• [What to produce]:
Search the entries for the word "critical". Copy every line where it turns up.

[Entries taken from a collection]
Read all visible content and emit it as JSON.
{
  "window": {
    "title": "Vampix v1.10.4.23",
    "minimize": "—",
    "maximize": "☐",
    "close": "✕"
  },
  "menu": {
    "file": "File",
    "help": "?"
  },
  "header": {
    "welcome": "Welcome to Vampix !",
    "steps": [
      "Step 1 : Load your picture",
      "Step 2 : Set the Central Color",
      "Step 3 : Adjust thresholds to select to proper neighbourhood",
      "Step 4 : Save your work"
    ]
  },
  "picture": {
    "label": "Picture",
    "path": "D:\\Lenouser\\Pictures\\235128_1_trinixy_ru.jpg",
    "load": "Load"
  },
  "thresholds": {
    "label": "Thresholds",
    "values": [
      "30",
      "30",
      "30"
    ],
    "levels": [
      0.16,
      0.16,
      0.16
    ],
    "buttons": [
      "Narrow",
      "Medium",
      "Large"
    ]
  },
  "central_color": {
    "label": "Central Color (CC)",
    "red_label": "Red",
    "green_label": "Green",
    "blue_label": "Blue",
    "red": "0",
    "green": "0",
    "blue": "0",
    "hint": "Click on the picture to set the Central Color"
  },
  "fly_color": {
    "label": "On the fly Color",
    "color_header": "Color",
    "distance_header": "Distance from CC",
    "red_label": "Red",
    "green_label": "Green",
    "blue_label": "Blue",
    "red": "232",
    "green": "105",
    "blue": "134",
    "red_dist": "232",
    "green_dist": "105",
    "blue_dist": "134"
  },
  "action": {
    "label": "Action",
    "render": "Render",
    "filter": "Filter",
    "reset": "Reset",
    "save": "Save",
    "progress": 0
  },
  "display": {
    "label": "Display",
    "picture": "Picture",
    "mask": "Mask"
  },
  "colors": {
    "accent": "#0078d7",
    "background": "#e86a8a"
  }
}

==

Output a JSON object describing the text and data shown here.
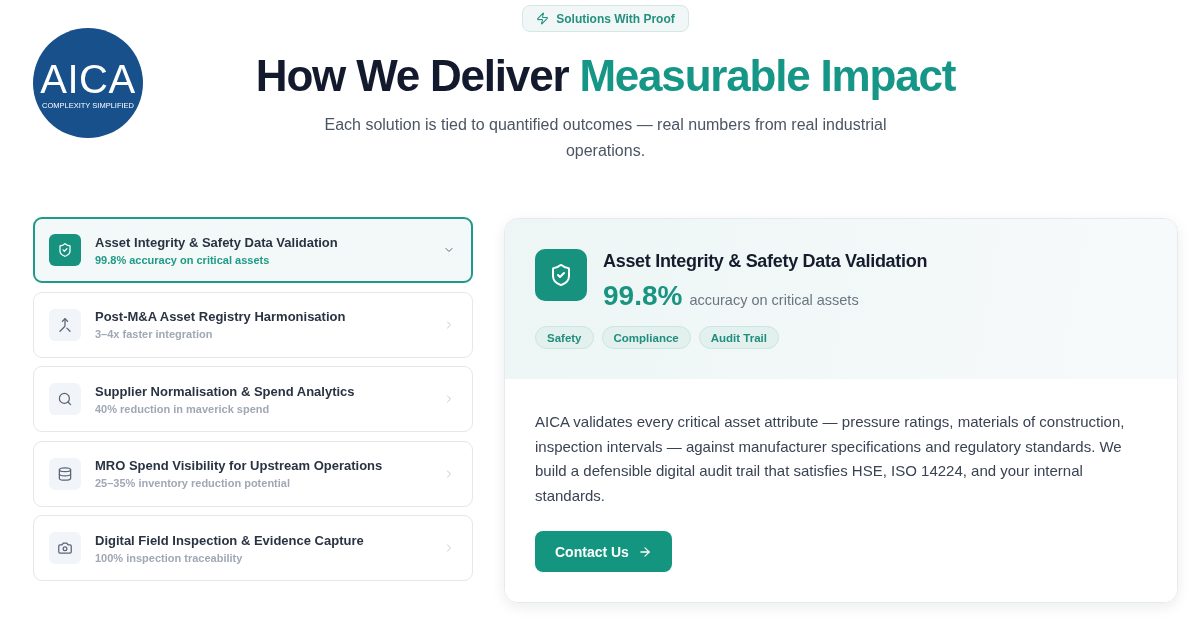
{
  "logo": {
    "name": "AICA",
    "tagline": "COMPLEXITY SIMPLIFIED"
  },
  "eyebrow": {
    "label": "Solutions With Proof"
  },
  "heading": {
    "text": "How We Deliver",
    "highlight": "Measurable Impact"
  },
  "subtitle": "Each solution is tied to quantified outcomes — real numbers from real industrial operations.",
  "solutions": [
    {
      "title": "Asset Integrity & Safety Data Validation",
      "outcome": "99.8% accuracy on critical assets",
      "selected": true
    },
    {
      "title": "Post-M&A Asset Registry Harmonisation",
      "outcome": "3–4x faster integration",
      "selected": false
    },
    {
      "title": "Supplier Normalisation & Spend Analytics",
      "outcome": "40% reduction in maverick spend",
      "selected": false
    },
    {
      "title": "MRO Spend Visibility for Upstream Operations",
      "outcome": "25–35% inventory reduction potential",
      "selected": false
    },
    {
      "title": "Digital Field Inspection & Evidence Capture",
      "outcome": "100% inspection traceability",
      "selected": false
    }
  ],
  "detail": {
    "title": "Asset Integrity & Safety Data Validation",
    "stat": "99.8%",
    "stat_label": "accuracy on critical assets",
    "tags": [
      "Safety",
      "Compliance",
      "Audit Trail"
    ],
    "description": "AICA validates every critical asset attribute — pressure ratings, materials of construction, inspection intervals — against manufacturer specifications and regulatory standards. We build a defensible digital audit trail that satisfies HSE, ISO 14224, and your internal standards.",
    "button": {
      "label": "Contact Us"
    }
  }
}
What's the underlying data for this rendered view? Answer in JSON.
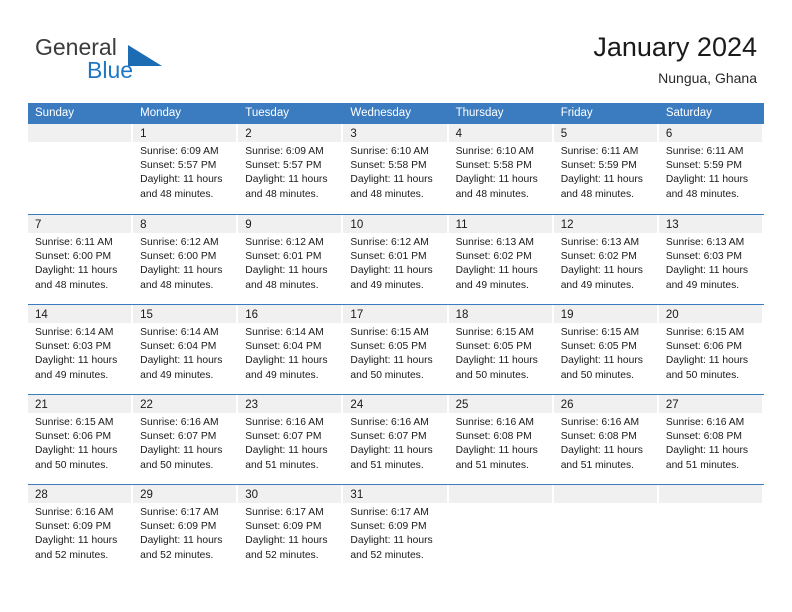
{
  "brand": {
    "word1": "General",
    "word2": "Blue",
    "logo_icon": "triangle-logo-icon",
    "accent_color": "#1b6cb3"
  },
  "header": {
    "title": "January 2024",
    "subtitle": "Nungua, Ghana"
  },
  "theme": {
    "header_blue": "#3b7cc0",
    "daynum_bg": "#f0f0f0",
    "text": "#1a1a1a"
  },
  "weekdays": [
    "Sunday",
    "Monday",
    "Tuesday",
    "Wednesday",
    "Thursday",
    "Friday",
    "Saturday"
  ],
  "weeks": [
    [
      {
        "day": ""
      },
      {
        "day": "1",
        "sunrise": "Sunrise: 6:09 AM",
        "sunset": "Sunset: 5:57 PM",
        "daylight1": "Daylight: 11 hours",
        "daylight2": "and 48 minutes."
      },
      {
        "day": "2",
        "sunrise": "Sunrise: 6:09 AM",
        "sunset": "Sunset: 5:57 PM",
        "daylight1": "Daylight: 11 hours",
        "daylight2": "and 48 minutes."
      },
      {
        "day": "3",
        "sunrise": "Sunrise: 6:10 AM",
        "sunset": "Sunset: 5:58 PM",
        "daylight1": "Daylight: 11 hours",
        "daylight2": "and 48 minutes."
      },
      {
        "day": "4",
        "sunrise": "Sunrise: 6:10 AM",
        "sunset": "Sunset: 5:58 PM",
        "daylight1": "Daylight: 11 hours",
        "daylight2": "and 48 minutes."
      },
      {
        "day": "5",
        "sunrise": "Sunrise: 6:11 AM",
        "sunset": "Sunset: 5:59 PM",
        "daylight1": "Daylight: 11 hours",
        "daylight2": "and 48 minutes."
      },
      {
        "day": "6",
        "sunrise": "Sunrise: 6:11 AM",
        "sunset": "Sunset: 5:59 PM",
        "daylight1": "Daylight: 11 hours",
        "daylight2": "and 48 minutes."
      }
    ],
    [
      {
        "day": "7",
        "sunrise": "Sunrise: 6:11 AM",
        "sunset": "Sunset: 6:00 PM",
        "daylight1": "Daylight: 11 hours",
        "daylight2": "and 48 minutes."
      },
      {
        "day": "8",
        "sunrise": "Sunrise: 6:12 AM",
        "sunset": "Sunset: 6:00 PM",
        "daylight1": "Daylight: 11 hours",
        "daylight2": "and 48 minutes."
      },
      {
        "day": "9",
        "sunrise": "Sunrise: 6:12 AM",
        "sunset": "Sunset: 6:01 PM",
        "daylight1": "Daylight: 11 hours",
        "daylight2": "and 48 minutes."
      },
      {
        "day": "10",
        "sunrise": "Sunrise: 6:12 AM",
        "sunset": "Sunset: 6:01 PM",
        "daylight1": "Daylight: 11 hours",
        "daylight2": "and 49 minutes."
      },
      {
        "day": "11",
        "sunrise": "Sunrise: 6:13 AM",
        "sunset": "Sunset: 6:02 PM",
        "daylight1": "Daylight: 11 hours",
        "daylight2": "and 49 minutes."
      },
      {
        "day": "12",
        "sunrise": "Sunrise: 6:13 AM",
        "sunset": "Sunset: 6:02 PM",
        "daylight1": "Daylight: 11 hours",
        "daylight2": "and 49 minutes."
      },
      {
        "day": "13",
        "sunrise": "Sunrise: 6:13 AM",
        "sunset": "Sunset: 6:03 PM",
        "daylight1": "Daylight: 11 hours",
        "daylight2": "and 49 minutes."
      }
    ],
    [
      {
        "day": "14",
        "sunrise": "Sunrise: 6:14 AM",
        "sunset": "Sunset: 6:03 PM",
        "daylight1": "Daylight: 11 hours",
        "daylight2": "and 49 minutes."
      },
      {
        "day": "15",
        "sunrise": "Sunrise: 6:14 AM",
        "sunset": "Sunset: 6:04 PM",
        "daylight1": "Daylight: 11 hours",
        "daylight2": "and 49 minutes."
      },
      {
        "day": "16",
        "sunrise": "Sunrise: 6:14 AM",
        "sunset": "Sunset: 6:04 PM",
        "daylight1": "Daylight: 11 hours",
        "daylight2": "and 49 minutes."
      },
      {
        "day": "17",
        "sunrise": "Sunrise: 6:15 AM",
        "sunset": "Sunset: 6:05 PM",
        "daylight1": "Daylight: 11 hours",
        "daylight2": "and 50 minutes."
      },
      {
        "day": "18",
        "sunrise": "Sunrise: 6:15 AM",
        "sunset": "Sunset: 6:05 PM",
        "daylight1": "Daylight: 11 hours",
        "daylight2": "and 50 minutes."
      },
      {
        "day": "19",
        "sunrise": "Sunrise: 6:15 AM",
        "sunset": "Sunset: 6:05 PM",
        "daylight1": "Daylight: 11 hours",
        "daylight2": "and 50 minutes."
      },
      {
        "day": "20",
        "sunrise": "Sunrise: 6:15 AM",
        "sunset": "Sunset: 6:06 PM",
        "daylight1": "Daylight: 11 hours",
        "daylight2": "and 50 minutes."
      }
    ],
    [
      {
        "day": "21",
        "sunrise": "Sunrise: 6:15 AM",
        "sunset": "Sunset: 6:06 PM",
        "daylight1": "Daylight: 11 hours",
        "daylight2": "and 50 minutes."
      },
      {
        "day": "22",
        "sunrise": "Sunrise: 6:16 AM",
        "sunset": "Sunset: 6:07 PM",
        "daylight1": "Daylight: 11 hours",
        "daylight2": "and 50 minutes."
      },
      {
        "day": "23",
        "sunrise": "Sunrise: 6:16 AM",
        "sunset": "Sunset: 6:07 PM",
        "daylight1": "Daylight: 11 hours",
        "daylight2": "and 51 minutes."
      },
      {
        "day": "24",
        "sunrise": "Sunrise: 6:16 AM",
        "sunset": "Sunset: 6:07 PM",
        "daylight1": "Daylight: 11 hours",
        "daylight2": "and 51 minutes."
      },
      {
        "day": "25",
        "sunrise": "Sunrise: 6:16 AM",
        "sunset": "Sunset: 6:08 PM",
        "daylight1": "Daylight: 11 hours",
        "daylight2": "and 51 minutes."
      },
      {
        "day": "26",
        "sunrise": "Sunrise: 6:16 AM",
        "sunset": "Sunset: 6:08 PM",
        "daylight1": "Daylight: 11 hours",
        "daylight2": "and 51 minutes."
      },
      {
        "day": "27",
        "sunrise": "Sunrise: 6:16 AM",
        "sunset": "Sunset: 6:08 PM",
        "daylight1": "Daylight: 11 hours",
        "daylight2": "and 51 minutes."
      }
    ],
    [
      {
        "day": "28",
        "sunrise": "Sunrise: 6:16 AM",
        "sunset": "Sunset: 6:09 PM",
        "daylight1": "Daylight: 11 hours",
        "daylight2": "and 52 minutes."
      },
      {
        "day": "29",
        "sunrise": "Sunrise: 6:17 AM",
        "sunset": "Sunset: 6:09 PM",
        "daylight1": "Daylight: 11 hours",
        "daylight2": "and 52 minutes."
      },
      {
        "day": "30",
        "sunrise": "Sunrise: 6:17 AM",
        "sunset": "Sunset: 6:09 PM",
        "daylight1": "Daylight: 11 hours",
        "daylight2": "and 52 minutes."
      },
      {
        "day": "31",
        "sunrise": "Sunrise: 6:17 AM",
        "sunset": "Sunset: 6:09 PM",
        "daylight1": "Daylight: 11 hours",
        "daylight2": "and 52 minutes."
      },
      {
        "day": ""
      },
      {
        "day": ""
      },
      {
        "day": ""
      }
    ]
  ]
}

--

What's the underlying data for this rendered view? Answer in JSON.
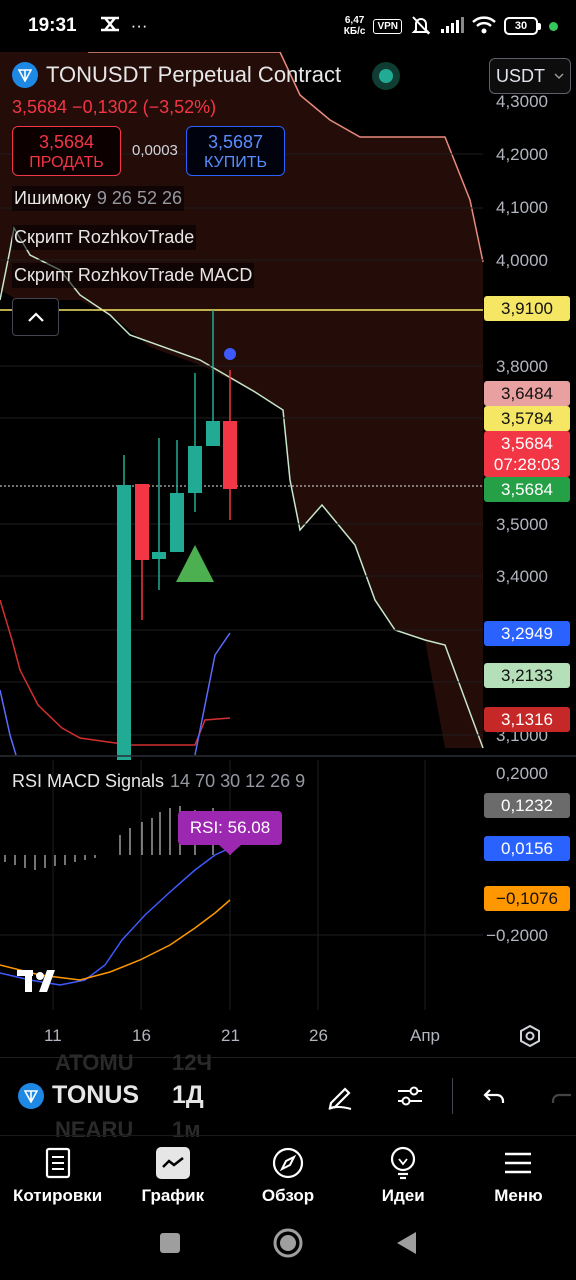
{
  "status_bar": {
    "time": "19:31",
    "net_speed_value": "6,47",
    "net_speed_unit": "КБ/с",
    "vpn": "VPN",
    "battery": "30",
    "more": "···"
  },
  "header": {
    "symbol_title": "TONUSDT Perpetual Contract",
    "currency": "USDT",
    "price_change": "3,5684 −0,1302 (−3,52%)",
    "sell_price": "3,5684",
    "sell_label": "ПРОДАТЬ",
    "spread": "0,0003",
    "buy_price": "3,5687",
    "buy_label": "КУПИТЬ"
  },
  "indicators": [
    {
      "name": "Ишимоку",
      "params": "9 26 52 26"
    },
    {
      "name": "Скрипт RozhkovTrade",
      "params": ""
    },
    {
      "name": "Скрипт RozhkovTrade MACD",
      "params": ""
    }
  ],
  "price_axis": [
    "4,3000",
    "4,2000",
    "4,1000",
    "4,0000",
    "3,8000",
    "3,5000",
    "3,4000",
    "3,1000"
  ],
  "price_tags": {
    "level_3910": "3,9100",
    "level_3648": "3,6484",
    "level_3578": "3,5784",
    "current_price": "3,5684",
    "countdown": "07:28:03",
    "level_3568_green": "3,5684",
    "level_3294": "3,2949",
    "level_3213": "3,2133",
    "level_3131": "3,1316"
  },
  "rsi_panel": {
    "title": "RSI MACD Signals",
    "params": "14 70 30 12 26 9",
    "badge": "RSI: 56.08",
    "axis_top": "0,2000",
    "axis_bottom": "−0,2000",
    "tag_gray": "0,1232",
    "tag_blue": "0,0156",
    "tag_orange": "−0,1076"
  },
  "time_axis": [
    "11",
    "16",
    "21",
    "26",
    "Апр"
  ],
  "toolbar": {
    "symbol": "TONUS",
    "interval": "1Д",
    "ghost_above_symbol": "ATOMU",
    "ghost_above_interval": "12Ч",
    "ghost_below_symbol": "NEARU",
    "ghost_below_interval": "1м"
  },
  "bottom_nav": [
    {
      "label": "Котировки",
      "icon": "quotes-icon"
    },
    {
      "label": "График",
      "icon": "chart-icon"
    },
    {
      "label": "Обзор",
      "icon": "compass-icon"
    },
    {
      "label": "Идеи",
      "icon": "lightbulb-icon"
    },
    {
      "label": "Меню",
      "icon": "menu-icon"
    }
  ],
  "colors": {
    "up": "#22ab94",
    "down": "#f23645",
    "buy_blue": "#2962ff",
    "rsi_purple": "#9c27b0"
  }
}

• [Response]:
      "outcome": "99.8% accuracy on critical assets",
    "stat_label": "accuracy on critical assets",
    "description": "AICA validates every critical asset attribute — pressure ratings, materials of construction, inspection intervals — against manufacturer specifications and regulatory standards. We build a defensible digital audit trail that satisfies HSE, ISO 14224, and your internal standards.",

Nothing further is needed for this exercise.